A Week On and Off the Farm

We have had wonderful weather for the past week.  The sky has been mostly clear, the temperatures mild and seasonable during the day and cool enough for a quilt under the open window at night.  The garden, except for the peppers is winding down.  Friday afternoon, the grandkids helped me dig the sweet potatoes.   We picked a basket of 3 pounds of tomatillos, and another of peppers.

20161014_173417[1] 20161014_173420[1]


The peppers are drying or pickling, depending on the type.  The tomatillos have been washed, husked, and frozen.

I planted two varieties of sweet potatoes,  purple and  orange.  The bed wasn’t the most ideal spot, it was too rocky, and the yield was amusing.




The largest and the smallest.  The 1 pound box of spaghetti is for size reference.  I think that one will feed us all for a meal.  They are curing and will be moved to the cellar soon. This week is mostly supposed to be pleasant, so I think it is time to cut down and mulch the asparagus, pull the tomato vines, cut down the sunflower stalks, and prepare a bed for planting garlic in a couple more weeks.  I will leave the volunteer tomatillo plants and hope to harvest a few more of them before the first frost.  My facebook memory from last year said we were anticipating three nights of frost in a row.  Our lowest so far has been in the lower 40s.

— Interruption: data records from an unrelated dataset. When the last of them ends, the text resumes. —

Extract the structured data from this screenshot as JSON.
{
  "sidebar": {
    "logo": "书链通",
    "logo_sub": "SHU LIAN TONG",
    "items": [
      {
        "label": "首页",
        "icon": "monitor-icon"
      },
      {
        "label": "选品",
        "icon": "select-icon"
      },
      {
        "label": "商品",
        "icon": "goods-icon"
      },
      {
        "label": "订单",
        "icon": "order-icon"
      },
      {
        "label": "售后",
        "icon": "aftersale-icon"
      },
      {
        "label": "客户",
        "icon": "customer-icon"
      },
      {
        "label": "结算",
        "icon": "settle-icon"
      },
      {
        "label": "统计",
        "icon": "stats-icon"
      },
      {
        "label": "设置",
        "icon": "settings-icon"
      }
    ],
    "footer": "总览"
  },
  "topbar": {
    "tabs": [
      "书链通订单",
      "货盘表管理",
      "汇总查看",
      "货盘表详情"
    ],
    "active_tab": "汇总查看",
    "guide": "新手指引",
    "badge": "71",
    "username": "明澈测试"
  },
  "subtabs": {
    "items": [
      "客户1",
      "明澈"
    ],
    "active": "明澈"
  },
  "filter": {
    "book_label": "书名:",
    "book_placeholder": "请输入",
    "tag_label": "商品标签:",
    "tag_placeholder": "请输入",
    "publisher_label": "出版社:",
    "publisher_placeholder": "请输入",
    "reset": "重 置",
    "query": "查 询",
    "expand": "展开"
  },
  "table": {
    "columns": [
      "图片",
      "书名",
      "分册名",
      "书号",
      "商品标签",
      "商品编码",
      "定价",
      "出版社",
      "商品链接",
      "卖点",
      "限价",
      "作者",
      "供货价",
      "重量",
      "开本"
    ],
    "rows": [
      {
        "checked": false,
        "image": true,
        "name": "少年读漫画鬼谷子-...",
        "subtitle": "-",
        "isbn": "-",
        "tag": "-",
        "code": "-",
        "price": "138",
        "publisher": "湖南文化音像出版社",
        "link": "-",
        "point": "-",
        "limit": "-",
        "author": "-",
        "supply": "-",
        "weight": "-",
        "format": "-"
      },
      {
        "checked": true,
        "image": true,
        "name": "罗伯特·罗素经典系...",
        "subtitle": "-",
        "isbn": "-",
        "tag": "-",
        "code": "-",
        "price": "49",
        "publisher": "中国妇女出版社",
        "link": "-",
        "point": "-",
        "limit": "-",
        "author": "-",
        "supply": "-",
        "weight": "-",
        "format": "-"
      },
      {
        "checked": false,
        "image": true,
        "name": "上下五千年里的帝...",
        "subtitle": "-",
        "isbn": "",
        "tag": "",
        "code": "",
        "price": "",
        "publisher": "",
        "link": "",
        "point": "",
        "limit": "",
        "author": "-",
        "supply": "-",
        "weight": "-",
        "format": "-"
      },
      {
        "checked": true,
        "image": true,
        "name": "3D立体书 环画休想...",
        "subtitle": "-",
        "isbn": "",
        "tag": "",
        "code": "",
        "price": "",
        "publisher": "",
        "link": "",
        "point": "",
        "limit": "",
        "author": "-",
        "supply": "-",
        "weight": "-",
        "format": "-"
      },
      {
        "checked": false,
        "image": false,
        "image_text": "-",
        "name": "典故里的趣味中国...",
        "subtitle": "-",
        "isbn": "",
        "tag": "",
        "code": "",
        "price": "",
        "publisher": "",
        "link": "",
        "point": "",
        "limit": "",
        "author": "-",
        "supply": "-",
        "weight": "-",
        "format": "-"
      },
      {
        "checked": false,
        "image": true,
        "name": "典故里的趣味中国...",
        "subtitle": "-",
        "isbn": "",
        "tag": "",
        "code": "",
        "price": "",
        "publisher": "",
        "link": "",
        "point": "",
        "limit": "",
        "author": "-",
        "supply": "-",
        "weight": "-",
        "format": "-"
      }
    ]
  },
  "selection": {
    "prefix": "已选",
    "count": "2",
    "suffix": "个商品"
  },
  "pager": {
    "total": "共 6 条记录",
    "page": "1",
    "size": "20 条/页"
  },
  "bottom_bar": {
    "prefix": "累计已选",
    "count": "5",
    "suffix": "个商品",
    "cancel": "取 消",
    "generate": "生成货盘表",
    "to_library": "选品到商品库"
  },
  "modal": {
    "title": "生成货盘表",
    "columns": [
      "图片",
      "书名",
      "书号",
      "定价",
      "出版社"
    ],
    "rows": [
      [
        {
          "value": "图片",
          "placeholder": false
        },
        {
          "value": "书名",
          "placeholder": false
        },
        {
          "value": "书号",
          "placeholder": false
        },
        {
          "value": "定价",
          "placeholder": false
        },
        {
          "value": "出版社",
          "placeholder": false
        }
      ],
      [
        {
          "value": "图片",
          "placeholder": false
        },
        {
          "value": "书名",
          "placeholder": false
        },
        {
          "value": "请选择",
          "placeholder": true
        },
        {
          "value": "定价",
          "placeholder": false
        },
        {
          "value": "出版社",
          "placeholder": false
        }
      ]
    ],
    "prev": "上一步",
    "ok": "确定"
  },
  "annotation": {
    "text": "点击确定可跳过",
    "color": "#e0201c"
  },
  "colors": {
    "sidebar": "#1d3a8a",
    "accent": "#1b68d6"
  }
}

One of the young cull cockerels must be Houdini.  I keep finding him out in spite of the netting to protect them from the hawk.  He must be flying over the gate and enjoying his days free ranging.  Some nights I find him perched on the egg door of the coop and have to collect him and return him to the safety of the coop for the night.  Some nights he finds his way back in on his own.  He better enjoy his freedom, because he is only a couple short weeks from a permanent vacation in freezer camp.

After the Spinzilla competition, I have only been spinning at the two outdoor events.  The Bridge Day event ended up being a front page article with photographs in our local paper.  The picture doesn’t show how cold and windblown I was.  Today’s Harvest Festival at the historic Smithfield Plantation House was fun.  It wasn’t well advertised, so not too well attended, but the folks that did come enjoyed fresh pressed cider, music; could take a dance lesson; buy a pumpkin or some gourds; watch the blacksmith ply his trade; the weaver working on a small loom, making a belt or strap; and me spinning.


Though I was the spinning demonstration, I was in the pavilion behind the house and not in the Weaver’s Cottage this time and had the opportunity to not only spin and discuss the fiber art, but I got to vend.  In spite of the poor turnout, I sold some soap, salve, beard products, and a handspun, handknit hat.  I am 4 ounces closer to having enough yarn to make my sweater, still spinning Priscilla the Leicester Longwool.

My next spinning demonstration will again be at the Smithfield House for the Halloween activities on October 28 with pumpkin bowling, a historic hayride, and other activities.

Jim got to take an overnight trip with his HOG group, a handful of bikes and folks rode most of the state of North Carolina to watch motorcycle drag racing.  I am still awaiting his return home and as it has been dark for an hour now, I start to fret over his safety.  They were 3 hours and 40 minutes from home and didn’t leave for home until 3:30, so it is just in the range where he should be getting here.

Leave a Reply